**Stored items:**
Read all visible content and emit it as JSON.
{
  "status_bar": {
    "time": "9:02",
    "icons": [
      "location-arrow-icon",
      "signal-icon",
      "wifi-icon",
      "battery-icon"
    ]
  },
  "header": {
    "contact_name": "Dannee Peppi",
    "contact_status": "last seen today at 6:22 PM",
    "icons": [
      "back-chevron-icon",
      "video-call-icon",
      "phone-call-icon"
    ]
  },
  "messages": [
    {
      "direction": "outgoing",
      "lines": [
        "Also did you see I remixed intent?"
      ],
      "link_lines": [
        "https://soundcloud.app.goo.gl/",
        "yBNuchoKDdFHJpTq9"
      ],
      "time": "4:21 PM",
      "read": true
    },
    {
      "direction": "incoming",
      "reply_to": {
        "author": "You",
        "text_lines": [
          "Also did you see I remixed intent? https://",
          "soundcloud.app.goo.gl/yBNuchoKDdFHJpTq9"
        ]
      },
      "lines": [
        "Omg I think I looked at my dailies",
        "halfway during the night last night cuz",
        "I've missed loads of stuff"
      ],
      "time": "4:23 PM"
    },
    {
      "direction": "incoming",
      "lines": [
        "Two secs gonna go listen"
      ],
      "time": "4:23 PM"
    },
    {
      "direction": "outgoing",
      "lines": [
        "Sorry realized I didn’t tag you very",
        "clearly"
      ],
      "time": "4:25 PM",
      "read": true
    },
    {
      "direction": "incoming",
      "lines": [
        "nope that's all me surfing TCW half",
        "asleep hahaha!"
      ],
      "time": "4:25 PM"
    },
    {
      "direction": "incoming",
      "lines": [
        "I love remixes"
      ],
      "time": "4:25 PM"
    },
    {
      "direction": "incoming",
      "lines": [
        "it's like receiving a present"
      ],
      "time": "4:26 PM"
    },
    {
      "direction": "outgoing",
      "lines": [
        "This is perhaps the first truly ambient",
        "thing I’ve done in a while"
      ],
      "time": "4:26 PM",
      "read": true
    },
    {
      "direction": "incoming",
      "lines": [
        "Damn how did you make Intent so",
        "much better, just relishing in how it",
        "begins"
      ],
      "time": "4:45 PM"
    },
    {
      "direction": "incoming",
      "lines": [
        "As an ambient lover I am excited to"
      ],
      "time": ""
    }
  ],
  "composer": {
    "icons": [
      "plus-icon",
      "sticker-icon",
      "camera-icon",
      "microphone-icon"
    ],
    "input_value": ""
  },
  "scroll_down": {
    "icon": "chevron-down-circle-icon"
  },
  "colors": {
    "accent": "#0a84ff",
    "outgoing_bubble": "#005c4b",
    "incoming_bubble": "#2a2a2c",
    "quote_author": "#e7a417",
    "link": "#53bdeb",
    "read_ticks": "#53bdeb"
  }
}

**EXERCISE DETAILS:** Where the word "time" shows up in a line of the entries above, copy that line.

**EXERCISE ANSWER:**
    "time": "9:02",
      "time": "4:21 PM",
      "time": "4:23 PM"
      "time": "4:23 PM"
      "time": "4:25 PM",
      "time": "4:25 PM"
      "time": "4:25 PM"
      "time": "4:26 PM"
      "time": "4:26 PM",
      "time": "4:45 PM"
      "time": ""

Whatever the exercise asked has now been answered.